Small fish in an ocean
Sheena Uppal, founding father of Renge
Delhi-based Sheena Uppal, founding father of label Renge (lotus in Japanese), prefers to make use of the time period ‘acutely aware clothes’. She comes from a household that has been within the enterprise of textiles and therefore, is conscious of wastage. She studied Style Advertising and marketing and Administration at London School of Style and got down to begin her personal eco-conscious clothes label. Working with a small staff of about 10, Renge (renge.co.in) makes clothes solely by re-purposing surplus cotton and linen material sourced from mills and factories. “We’re small gamers in an ocean; it’s difficult, however we’re studying,” says Sheena.
Ensembles from one in all Renge’s collections
Manufacturing occurs at a solar-powered manufacturing facility in Faridabad the place the materials are dyed in response to Oeko-Tex licensed norms. Sheena needs Renge to advertise sluggish style by restricted collections. She intends to work with pure fibres from uncooked supplies akin to bamboo and eucalyptus, transferring ahead. The label can also be working in the direction of a zero wastage method, turning leftover material into masks, luggage and pouches. Renge helps tasks at The Backwater Sanctuary, Karnataka, and animal care at Frendicoes, New Delhi. Clothes are priced at ₹2,500 upwards.
Kamakshi Singh, founding father of Increscent
A handful of Indian manufacturers have been upcycling textile scraps to make clothes that hog the limelight at style weeks. Inevitably, clothes from such labels are priced at ₹5,000 to ₹20,000, if no more. With an intention of being reasonably priced, Kamakshi Singh launched her label Increscent in 2018. She took up a brief course in style styling and later labored at an export home. Sustainability was not initially on her thoughts. She visited garment factories to grasp manufacturing and noticed the mounting textile surplus.

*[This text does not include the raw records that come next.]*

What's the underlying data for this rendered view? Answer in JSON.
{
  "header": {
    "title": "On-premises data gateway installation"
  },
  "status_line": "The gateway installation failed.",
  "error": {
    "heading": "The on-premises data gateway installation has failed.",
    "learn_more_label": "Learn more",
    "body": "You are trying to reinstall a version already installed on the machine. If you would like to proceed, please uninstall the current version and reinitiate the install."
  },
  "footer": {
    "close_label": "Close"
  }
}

An ensemble by Increscent
“Large manufacturers cope with massive volumes of material. I discovered leftover however good high quality tweed, cotton and linen material of simply 10 to 20 metres. These had been obtainable at cheap costs; I might use them to make clothes which are reasonably priced (₹1,500 to ₹3,000, on increscent.in),” she says. 60% of the material is sourced from surplus.. “We launch no more than 5 merchandise at a time. We on extra as soon as an order is positioned, making it obtainable within the particular sizes. Most of our merchandise are hand-dyed, hand embroidered and block printed by native artisans and every bit is made in a group workshop in Jaipur,” provides Kamakshi.
Sustainability in avenue put on
Varun Bansal, founding father of Vrone
Can streetwear be sustainable? The six-month-old Hyderabad-based label Vrone (learn: we’re one) believes streetwear could be planet-friendly by utilizing natural cotton and eliminating plastic and polyester whereas manufacturing and packaging. Coming from a household that has been within the garment business, founder Varun Bansal says, most worldwide streetwear manufacturers mass produce collections each fortnight. “We launch new collections as soon as in two months and promote conscious consumption,” he says.
Launching the label in 2020, when many are working from dwelling and choosing lounge put on, Vrone (vrone.studio) prides itself in providing snug, sturdy clothes: “We consider that much less is extra. If you buy one T-shirt and a pair of joggers and use it for years, that’s a step in the direction of being sustainable. We’re working in the direction of designing unisexual, biodegradable clothes and can be supporting reforestation and different climate-friendly tasks,” says Varun. The clothes are priced ₹3,000 upwards.